But the fact of the matter is that Christmas doesn’t begin until Christmas day. Try this at your holiday gathering: ask folks if the 12 days of Christmas come before December 25 or after. Much of this speaks to the continuing secularization of an essentially religious day.
To be sure, people in the pews will hear, as many do each year, sermons decrying the “materialism” of this season. And while those homilists seem to have the right moral intentions, there is something that even the most devout proponents of Christmas may be overlooking—having to do precisely with the material dimension of Christmas.
Christmas is also known as the Feast of the Incarnation—which literally means the enfleshment of the one who is “God with us”—Emmanuel, or Jesus Christ. This celebration’s deepest theological meaning is the reiteration of the goodness of the material world that came forth in the creation “from nothing” by the command of almighty God in the first place. It can be described as the re-embrace of this physical world by the Creator through the coming of his Son as one of us in everything but sin.
That concept set in motion a significant trajectory in the history of ideas. The religion it initiated is not an abstract one; it’s a concrete one. Not a grace offered “bye and bye, in the sky.” It is not some messianic version of E.T., who comes from another planet to save an alien people from themselves.
On the contrary, this is one “who comes to his own,” born of a daughter of Eve—”blessed among women”—who is herself a pure, uncontaminated Ark of the Covenant in which is contained the very glory of God. It is through her very human agency that he tabernacles himself among us, as the prologue of St. John’s Gospel tell us. In this action, God reclaims the whole of human activity so that every concern of humanity is also his personal concern: Every misery, every joy, every hope, every enterprise is his own. It might even be said that God has a dog in our fight.
This thoroughgoing embrace of the world means that everything about the human story—culture, literature, music, architecture, finance, or any other endeavor—can become the occasion for an encounter with God. The meaning of the Incarnation is that it is not just in a manger that Christ is to be found, but in every computer screen, in laboratories, in department stores, in spaceships, on the floors of stock exchanges, and even—surprise, surprise—on the floor of Congress…

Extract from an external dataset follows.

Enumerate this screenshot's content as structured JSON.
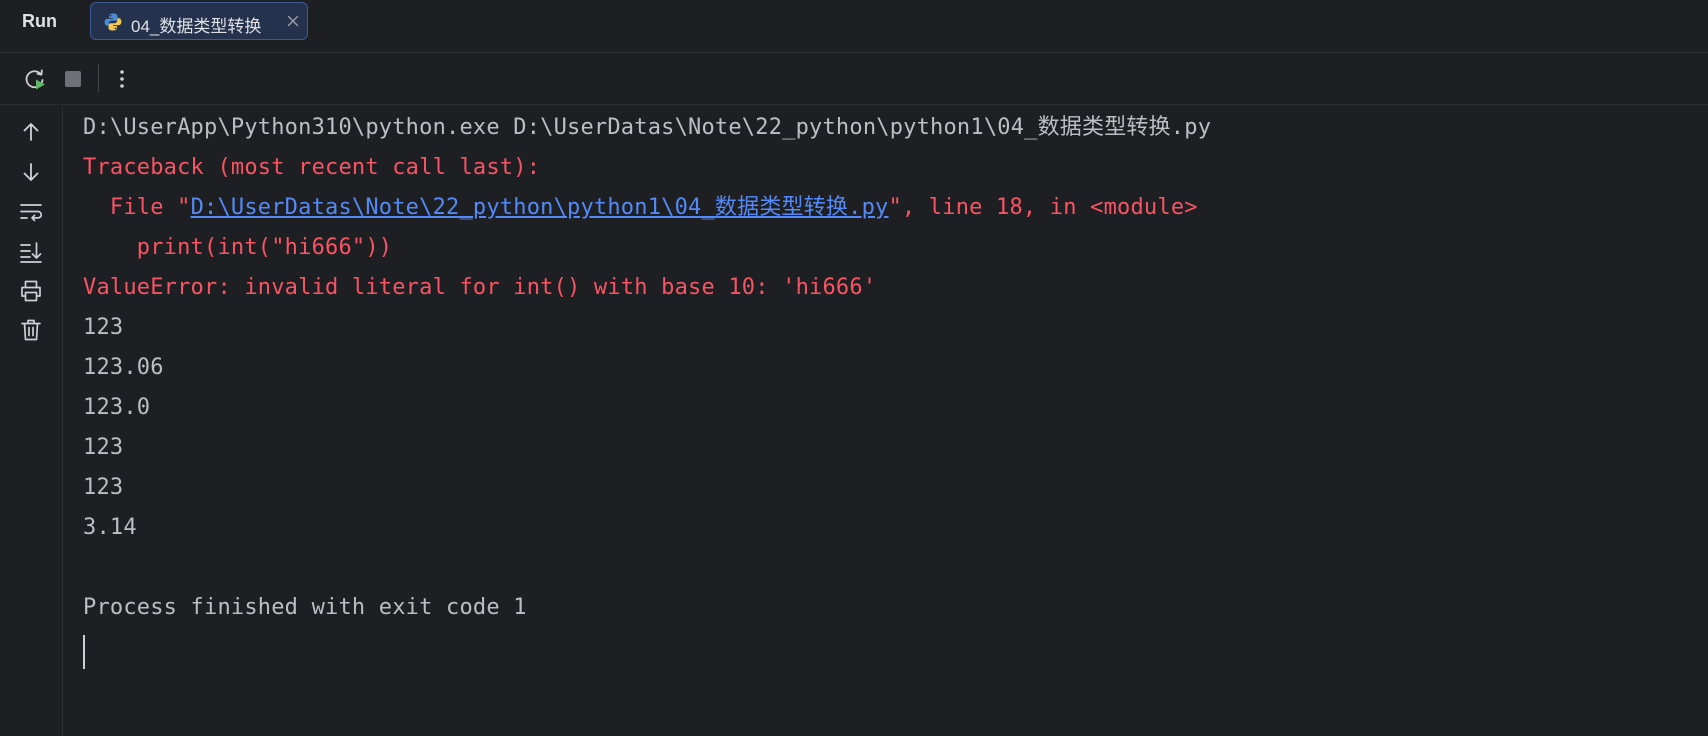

All of this accounts for the monumental contribution Christianity has made to the history of ideas, in science, in medical care, in enterprise, and more. This, in turn, puts a great burden on those who profess the name Christian to assume their day-to-day work not merely as a utilitarian preoccupation, but as a transcendent calling—a vocation. If Christ is really Emmanuel, then he must be with us in this time and place.